BEGIN EXTRACTED INFORMATION

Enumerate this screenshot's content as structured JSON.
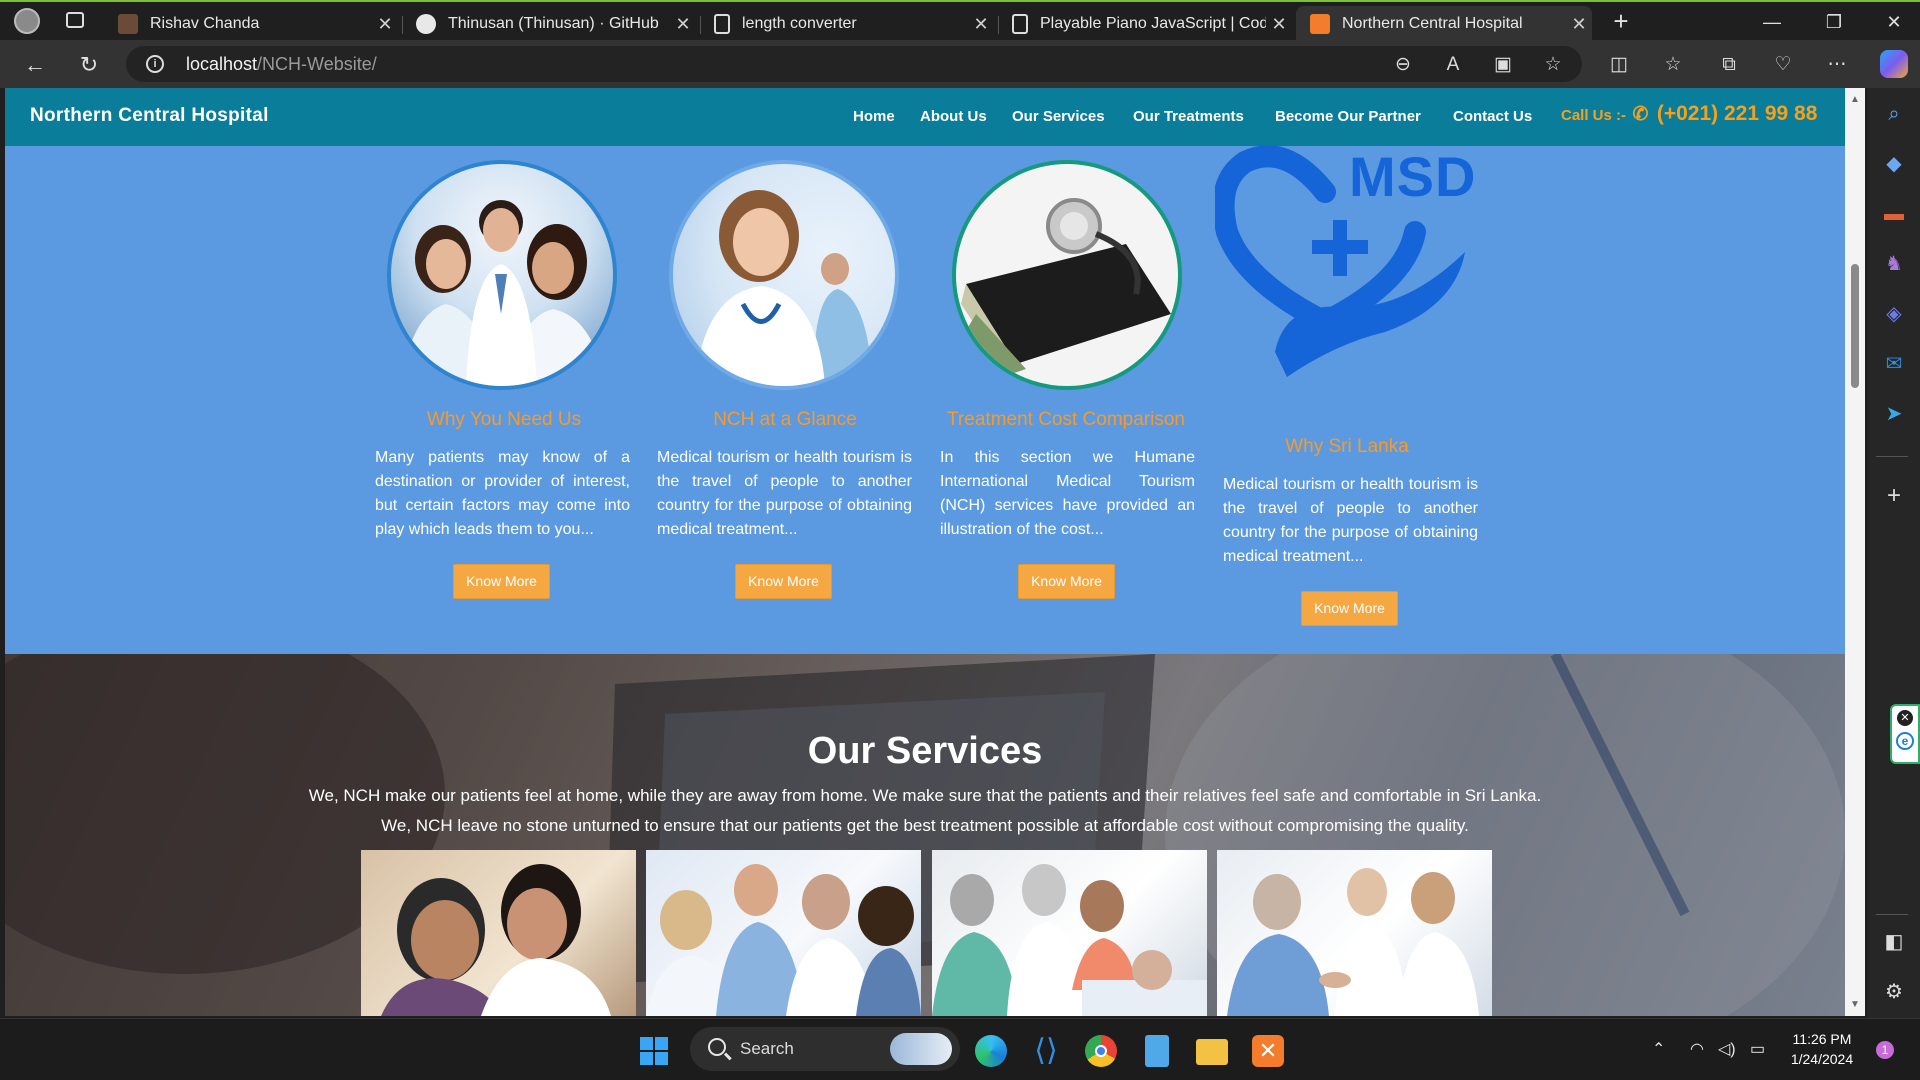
{
  "browser": {
    "tabs": [
      {
        "title": "Rishav Chanda"
      },
      {
        "title": "Thinusan (Thinusan) · GitHub"
      },
      {
        "title": "length converter"
      },
      {
        "title": "Playable Piano JavaScript | Codin"
      },
      {
        "title": "Northern Central Hospital",
        "active": true
      }
    ],
    "url_host": "localhost",
    "url_path": "/NCH-Website/"
  },
  "site": {
    "brand": "Northern Central Hospital",
    "nav": [
      "Home",
      "About Us",
      "Our Services",
      "Our Treatments",
      "Become Our Partner",
      "Contact Us"
    ],
    "call_label": "Call Us :-",
    "call_number": "(+021) 221 99 88"
  },
  "cards": [
    {
      "title": "Why You Need Us",
      "text": "Many patients may know of a destination or provider of interest, but certain factors may come into play which leads them to you...",
      "button": "Know More",
      "image": "doctors-team-photo"
    },
    {
      "title": "NCH at a Glance",
      "text": "Medical tourism or health tourism is the travel of people to another country for the purpose of obtaining medical treatment...",
      "button": "Know More",
      "image": "female-doctor-photo"
    },
    {
      "title": "Treatment Cost Comparison",
      "text": "In this section we Humane International Medical Tourism (NCH) services have provided an illustration of the cost...",
      "button": "Know More",
      "image": "stethoscope-wallet-photo"
    },
    {
      "title": "Why Sri Lanka",
      "text": "Medical tourism or health tourism is the travel of people to another country for the purpose of obtaining medical treatment...",
      "button": "Know More",
      "image": "msd-heart-logo",
      "logo_text": "MSD"
    }
  ],
  "services": {
    "title": "Our Services",
    "line1": "We, NCH make our patients feel at home, while they are away from home.  We make sure that the patients and their relatives feel safe and comfortable in Sri Lanka.",
    "line2": "We, NCH leave no stone unturned to ensure that our patients get the best treatment possible at affordable cost without compromising the quality.",
    "photos": [
      "elderly-patient-nurse-photo",
      "doctors-meeting-photo",
      "doctors-bedside-photo",
      "handshake-doctor-photo"
    ]
  },
  "taskbar": {
    "search_label": "Search",
    "time": "11:26 PM",
    "date": "1/24/2024",
    "notification_count": "1"
  },
  "colors": {
    "page_bg": "#5b9ae0",
    "nav_bg": "#0a7d9b",
    "accent_orange": "#f79a2a",
    "button_orange": "#f5a742",
    "logo_blue": "#1565d8"
  }
}
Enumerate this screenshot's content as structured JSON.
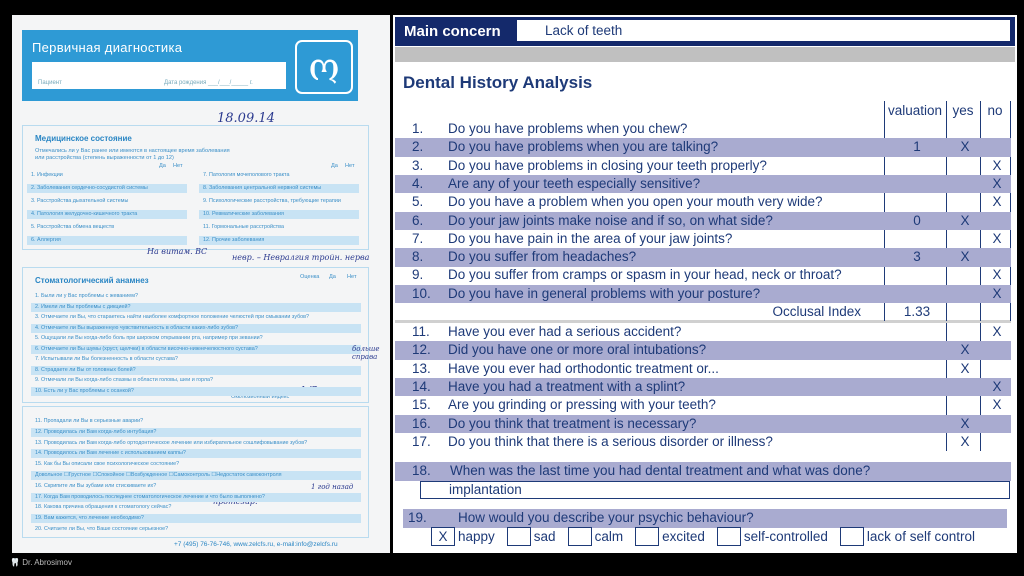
{
  "form": {
    "title": "Первичная диагностика",
    "patient_label": "Пациент",
    "dob_label": "Дата рождения ___/___/_____ г.",
    "date_handwritten": "18.09.14",
    "medical": {
      "title": "Медицинское состояние",
      "subtitle1": "Отмечались ли у Вас ранее или имеются в настоящее время заболевания",
      "subtitle2": "или расстройства (степень выраженности от 1 до 12)",
      "yes": "Да",
      "no": "Нет",
      "left": [
        "1. Инфекции",
        "2. Заболевания сердечно-сосудистой системы",
        "3. Расстройства дыхательной системы",
        "4. Патология желудочно-кишечного тракта",
        "5. Расстройства обмена веществ",
        "6. Аллергия"
      ],
      "right": [
        "7. Патология мочеполового тракта",
        "8. Заболевания центральной нервной системы",
        "9. Психологические расстройства, требующие терапии",
        "10. Ревматические заболевания",
        "11. Гормональные расстройства",
        "12. Прочие заболевания"
      ],
      "notes": [
        "На витам. ВС",
        "невр. – Невралгия тройн. нерва"
      ]
    },
    "anamnesis": {
      "title": "Стоматологический анамнез",
      "col_score": "Оценка",
      "col_yes": "Да",
      "col_no": "Нет",
      "items": [
        "1. Были ли у Вас проблемы с жеванием?",
        "2. Имели ли Вы проблемы с дикцией?",
        "3. Отмечаете ли Вы, что стараетесь найти наиболее комфортное положение челюстей при смыкании зубов?",
        "4. Отмечаете ли Вы выраженную чувствительность в области каких-либо зубов?",
        "5. Ощущали ли Вы когда-либо боль при широком открывании рта, например при зевании?",
        "6. Отмечаете ли Вы шумы (хруст, щелчки) в области височно-нижнечелюстного сустава?",
        "7. Испытывали ли Вы болезненность в области сустава?",
        "8. Страдаете ли Вы от головных болей?",
        "9. Отмечали ли Вы когда-либо спазмы в области головы, шеи и горла?",
        "10. Есть ли у Вас проблемы с осанкой?"
      ],
      "index_label": "Окклюзионный индекс",
      "index_hand": "1/2",
      "side_note": "больше справа"
    },
    "anamnesis2": {
      "items": [
        "11. Пропадали ли Вы в серьезные аварии?",
        "12. Проводилась ли Вам когда-либо интубация?",
        "13. Проводилась ли Вам когда-либо ортодонтическое лечение или избирательное сошлифовывание зубов?",
        "14. Проводилось ли Вам лечение с использованием каппы?",
        "15. Как бы Вы описали свое психологическое состояние?",
        "Довольное  ☐Грустное  ☐Спокойное  ☐Возбужденное  ☐Самоконтроль  ☐Недостаток самоконтроля",
        "16. Скрипите ли Вы зубами или стискиваете их?",
        "17. Когда Вам проводилось последнее стоматологическое лечение и что было выполнено?",
        "18. Какова причина обращения к стоматологу сейчас?",
        "19. Вам кажется, что лечение необходимо?",
        "20. Считаете ли Вы, что Ваше состояние серьезное?"
      ],
      "hand_reason": "протезир.",
      "hand_last": "1 год назад имп."
    },
    "footer": "+7 (495) 76-76-746, www.zelcfs.ru, e-mail:info@zelcfs.ru"
  },
  "watermark": "Dr. Abrosimov",
  "main_concern": {
    "label": "Main concern",
    "value": "Lack of teeth"
  },
  "analysis": {
    "title": "Dental History Analysis",
    "headers": {
      "valuation": "valuation",
      "yes": "yes",
      "no": "no"
    },
    "rows": [
      {
        "n": "1.",
        "q": "Do you have problems when you chew?",
        "v": "",
        "yes": "",
        "no": ""
      },
      {
        "n": "2.",
        "q": "Do you have problems when you are talking?",
        "v": "1",
        "yes": "X",
        "no": ""
      },
      {
        "n": "3.",
        "q": "Do you have problems in closing your teeth properly?",
        "v": "",
        "yes": "",
        "no": "X"
      },
      {
        "n": "4.",
        "q": "Are any of your teeth especially sensitive?",
        "v": "",
        "yes": "",
        "no": "X"
      },
      {
        "n": "5.",
        "q": "Do you have a problem when you open your mouth very wide?",
        "v": "",
        "yes": "",
        "no": "X"
      },
      {
        "n": "6.",
        "q": "Do your jaw joints make noise and if so, on what side?",
        "v": "0",
        "yes": "X",
        "no": ""
      },
      {
        "n": "7.",
        "q": "Do you have pain in the area of your jaw joints?",
        "v": "",
        "yes": "",
        "no": "X"
      },
      {
        "n": "8.",
        "q": "Do you suffer from headaches?",
        "v": "3",
        "yes": "X",
        "no": ""
      },
      {
        "n": "9.",
        "q": "Do you suffer from cramps or spasm in your head, neck or throat?",
        "v": "",
        "yes": "",
        "no": "X"
      },
      {
        "n": "10.",
        "q": "Do you have in general problems with your posture?",
        "v": "",
        "yes": "",
        "no": "X"
      }
    ],
    "occlusal_label": "Occlusal Index",
    "occlusal_value": "1.33",
    "rows2": [
      {
        "n": "11.",
        "q": "Have you ever had a serious accident?",
        "yes": "",
        "no": "X"
      },
      {
        "n": "12.",
        "q": "Did you have one or more oral intubations?",
        "yes": "X",
        "no": ""
      },
      {
        "n": "13.",
        "q": "Have you ever had orthodontic treatment or...",
        "yes": "X",
        "no": ""
      },
      {
        "n": "14.",
        "q": "Have you had a treatment with a splint?",
        "yes": "",
        "no": "X"
      },
      {
        "n": "15.",
        "q": "Are you grinding or pressing with your teeth?",
        "yes": "",
        "no": "X"
      },
      {
        "n": "16.",
        "q": "Do you think that treatment is necessary?",
        "yes": "X",
        "no": ""
      },
      {
        "n": "17.",
        "q": "Do you think that there is a serious disorder or illness?",
        "yes": "X",
        "no": ""
      }
    ],
    "q18": {
      "n": "18.",
      "q": "When was the last time you had dental treatment and what was done?",
      "answer": "implantation"
    },
    "q19": {
      "n": "19.",
      "q": "How would you describe your psychic behaviour?",
      "options": [
        {
          "label": "happy",
          "checked": true
        },
        {
          "label": "sad",
          "checked": false
        },
        {
          "label": "calm",
          "checked": false
        },
        {
          "label": "excited",
          "checked": false
        },
        {
          "label": "self-controlled",
          "checked": false
        },
        {
          "label": "lack of self control",
          "checked": false
        }
      ]
    }
  },
  "colors": {
    "navy": "#14296b",
    "lavender": "#a9abd0",
    "text": "#1e3a78",
    "form_blue": "#2e9ad5"
  }
}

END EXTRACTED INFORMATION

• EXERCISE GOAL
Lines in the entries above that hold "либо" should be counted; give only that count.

• WRITTEN RESPONSE
5